*** RECORDS PROVIDED ***
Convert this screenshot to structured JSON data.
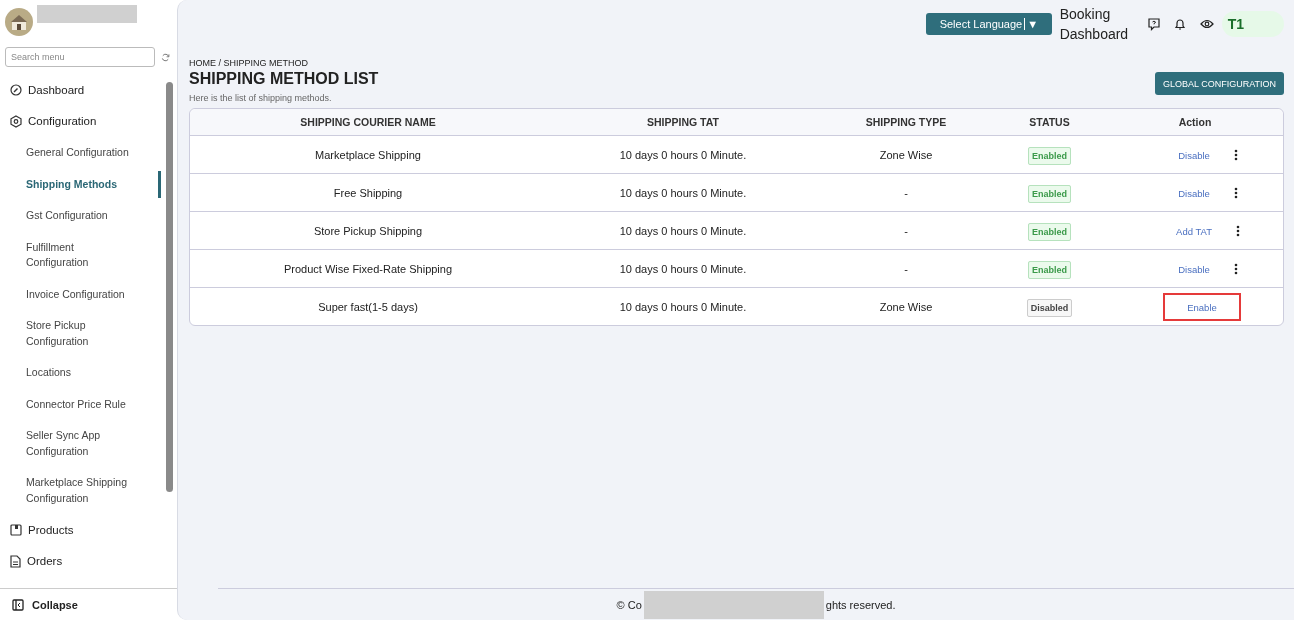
{
  "sidebar": {
    "search": {
      "placeholder": "Search menu"
    },
    "items": [
      {
        "label": "Dashboard",
        "kind": "section",
        "selected": false
      },
      {
        "label": "Configuration",
        "kind": "section",
        "selected": false
      },
      {
        "label": "General Configuration",
        "kind": "sub",
        "selected": false
      },
      {
        "label": "Shipping Methods",
        "kind": "sub",
        "selected": true
      },
      {
        "label": "Gst Configuration",
        "kind": "sub",
        "selected": false
      },
      {
        "label": "Fulfillment Configuration",
        "kind": "sub",
        "selected": false
      },
      {
        "label": "Invoice Configuration",
        "kind": "sub",
        "selected": false
      },
      {
        "label": "Store Pickup Configuration",
        "kind": "sub",
        "selected": false
      },
      {
        "label": "Locations",
        "kind": "sub",
        "selected": false
      },
      {
        "label": "Connector Price Rule",
        "kind": "sub",
        "selected": false
      },
      {
        "label": "Seller Sync App Configuration",
        "kind": "sub",
        "selected": false
      },
      {
        "label": "Marketplace Shipping Configuration",
        "kind": "sub",
        "selected": false
      },
      {
        "label": "Products",
        "kind": "section",
        "selected": false
      },
      {
        "label": "Orders",
        "kind": "section",
        "selected": false
      }
    ],
    "collapse": "Collapse"
  },
  "topbar": {
    "language": "Select Language",
    "caret": "▼",
    "booking": "Booking Dashboard",
    "user": "T1"
  },
  "breadcrumb": "HOME / SHIPPING METHOD",
  "title": "SHIPPING METHOD LIST",
  "subtitle": "Here is the list of shipping methods.",
  "global_button": "GLOBAL CONFIGURATION",
  "table": {
    "columns": [
      "SHIPPING COURIER NAME",
      "SHIPPING TAT",
      "SHIPPING TYPE",
      "STATUS",
      "Action"
    ],
    "rows": [
      {
        "name": "Marketplace Shipping",
        "tat": "10 days 0 hours 0 Minute.",
        "type": "Zone Wise",
        "status": "Enabled",
        "enabled": true,
        "action": "Disable",
        "menu": true,
        "highlighted": false
      },
      {
        "name": "Free Shipping",
        "tat": "10 days 0 hours 0 Minute.",
        "type": "-",
        "status": "Enabled",
        "enabled": true,
        "action": "Disable",
        "menu": true,
        "highlighted": false
      },
      {
        "name": "Store Pickup Shipping",
        "tat": "10 days 0 hours 0 Minute.",
        "type": "-",
        "status": "Enabled",
        "enabled": true,
        "action": "Add TAT",
        "menu": true,
        "highlighted": false
      },
      {
        "name": "Product Wise Fixed-Rate Shipping",
        "tat": "10 days 0 hours 0 Minute.",
        "type": "-",
        "status": "Enabled",
        "enabled": true,
        "action": "Disable",
        "menu": true,
        "highlighted": false
      },
      {
        "name": "Super fast(1-5 days)",
        "tat": "10 days 0 hours 0 Minute.",
        "type": "Zone Wise",
        "status": "Disabled",
        "enabled": false,
        "action": "Enable",
        "menu": false,
        "highlighted": true
      }
    ]
  },
  "footer": {
    "start": "© Co",
    "end": "ghts reserved."
  }
}
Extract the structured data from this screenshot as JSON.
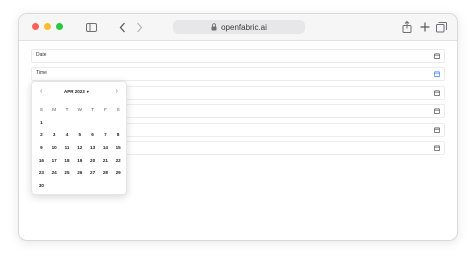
{
  "browser": {
    "url": "openfabric.ai",
    "icons": [
      "sidebar-icon",
      "back-icon",
      "forward-icon",
      "lock-icon",
      "share-icon",
      "new-tab-icon",
      "tabs-icon"
    ]
  },
  "form": {
    "fields": [
      {
        "label": "Date"
      },
      {
        "label": "Time"
      },
      {
        "label": ""
      },
      {
        "label": ""
      },
      {
        "label": ""
      },
      {
        "label": ""
      }
    ]
  },
  "datepicker": {
    "month_label": "APR 2023",
    "weekdays": [
      "S",
      "M",
      "T",
      "W",
      "T",
      "F",
      "S"
    ],
    "weeks": [
      [
        "1",
        "",
        "",
        "",
        "",
        "",
        ""
      ],
      [
        "2",
        "3",
        "4",
        "5",
        "6",
        "7",
        "8"
      ],
      [
        "9",
        "10",
        "11",
        "12",
        "13",
        "14",
        "15"
      ],
      [
        "16",
        "17",
        "18",
        "19",
        "20",
        "21",
        "22"
      ],
      [
        "23",
        "24",
        "25",
        "26",
        "27",
        "28",
        "29"
      ],
      [
        "30",
        "",
        "",
        "",
        "",
        "",
        ""
      ]
    ]
  }
}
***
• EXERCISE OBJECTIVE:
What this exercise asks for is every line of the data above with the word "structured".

• RESULT OF THE EXERCISE:
Convert this screenshot to structured JSON data.
Extract the structured data from this screenshot as JSON.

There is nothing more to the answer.